Personal injury or wrongful death claims are complicated when they occur on land. They become even more complex when they take place on the sea. Such injuries include those injured on cruise ships, recreational boats and even those injured on drilling rigs.
A worker was recently killed on an oil rig off the coast of Louisiana. The man was working on a drillship called the Pacific Santa Ana. Reports say an accident occurred while the man was on board the drillship and he was fatally injured as a result. There were no other injuries reported as a result of the accident. The rig has been temporarily shut down and the United States Coast Guard is investigating the accident.

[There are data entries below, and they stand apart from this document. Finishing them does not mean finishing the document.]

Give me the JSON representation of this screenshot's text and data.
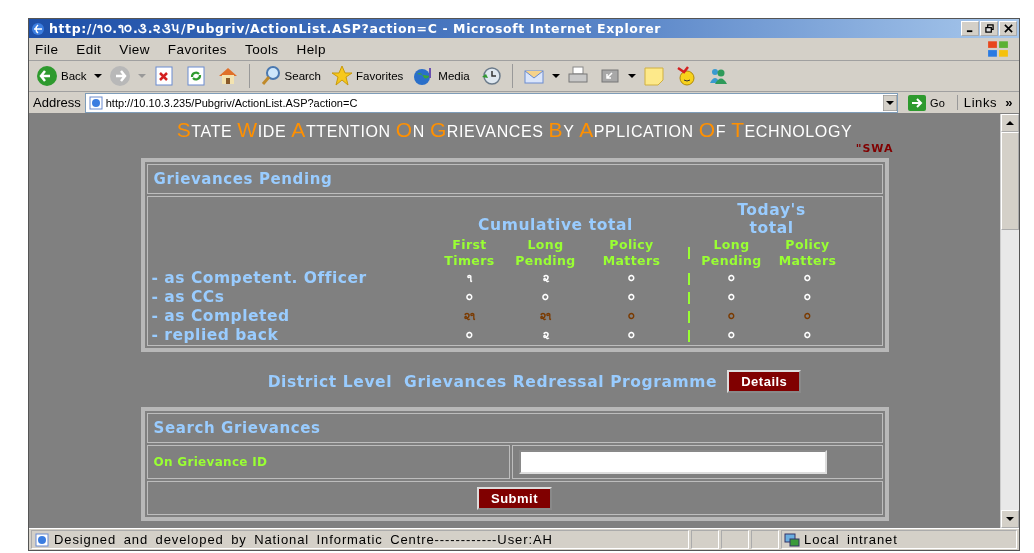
{
  "window": {
    "title": "http://૧૦.૧૦.૩.૨૩૫/Pubgriv/ActionList.ASP?action=C  -  Microsoft Internet Explorer"
  },
  "menu": [
    "File",
    "Edit",
    "View",
    "Favorites",
    "Tools",
    "Help"
  ],
  "toolbar": [
    {
      "kind": "back",
      "label": "Back"
    },
    {
      "kind": "forward"
    },
    {
      "kind": "stop"
    },
    {
      "kind": "refresh"
    },
    {
      "kind": "home"
    },
    {
      "kind": "search",
      "label": "Search"
    },
    {
      "kind": "favorites",
      "label": "Favorites"
    },
    {
      "kind": "media",
      "label": "Media"
    },
    {
      "kind": "history"
    },
    {
      "kind": "mail"
    },
    {
      "kind": "print"
    },
    {
      "kind": "edit"
    },
    {
      "kind": "notes"
    },
    {
      "kind": "smiley"
    },
    {
      "kind": "people"
    }
  ],
  "address": {
    "label": "Address",
    "value": "http://10.10.3.235/Pubgriv/ActionList.ASP?action=C",
    "go": "Go",
    "links": "Links",
    "chevron": "»"
  },
  "page": {
    "heading": "STATE WIDE ATTENTION ON GRIEVANCES BY APPLICATION OF TECHNOLOGY",
    "tagline": "\"SWA",
    "pending": {
      "title": "Grievances Pending",
      "cumulative": "Cumulative total",
      "today": "Today's total",
      "columns": [
        "First Timers",
        "Long Pending",
        "Policy Matters",
        "Long Pending",
        "Policy Matters"
      ],
      "rows": [
        {
          "label": "- as Competent. Officer",
          "highlight": false,
          "values": [
            "૧",
            "૨",
            "૦",
            "૦",
            "૦"
          ]
        },
        {
          "label": "- as CCs",
          "highlight": false,
          "values": [
            "૦",
            "૦",
            "૦",
            "૦",
            "૦"
          ]
        },
        {
          "label": "- as Completed",
          "highlight": true,
          "values": [
            "૨૧",
            "૨૧",
            "૦",
            "૦",
            "૦"
          ]
        },
        {
          "label": "- replied back",
          "highlight": false,
          "values": [
            "૦",
            "૨",
            "૦",
            "૦",
            "૦"
          ]
        }
      ]
    },
    "district": {
      "text": "District Level  Grievances Redressal Programme",
      "button": "Details"
    },
    "search": {
      "title": "Search Grievances",
      "field_label": "On Grievance ID",
      "submit": "Submit"
    }
  },
  "status_bar": {
    "text": "Designed and developed by National Informatic Centre------------User:AH",
    "zone": "Local intranet"
  }
}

Injuries that result from accidents at sea are treated differently from those that occur on land and are governed by admiralty and maritime law. Often, when a worker is injured on a vessel at sea, any potential claims are subject to the Jones Act. This act allows crew members to sue their employers for negligence if it plays a role in their injuries. One of the requirements of a successful claim under the Jones Act is that it occurs on a vessel. A fixed oil rig is not considered a vessel, but a submersible oil rig is since it is navigable. In addition to this requirement, the injury must occur to someone classified as a seaman at the time of the injury. A seaman is anyone that contributes to the functioning of a vessel or its overall mission. This typically does not include workers that perform most of their activities on land or those that are merely being transported. Finally, the injured seaman must have been an employee of the owner of the vessel to be able to apply the Jones Act to their claim.
A successful claim under the Jones Act may entitle the injured seaman to compensation for medical expenses, value of room and board and lost earning, in addition to other expenses. It is therefore important that vessel owners and seaman understand their rights and obligations under the act.
Source: WABI.tv, "Hope Man Killed in Oil Rig Accident off Louisiana Coast," Terry Stackhouse, Oct. 21, 2015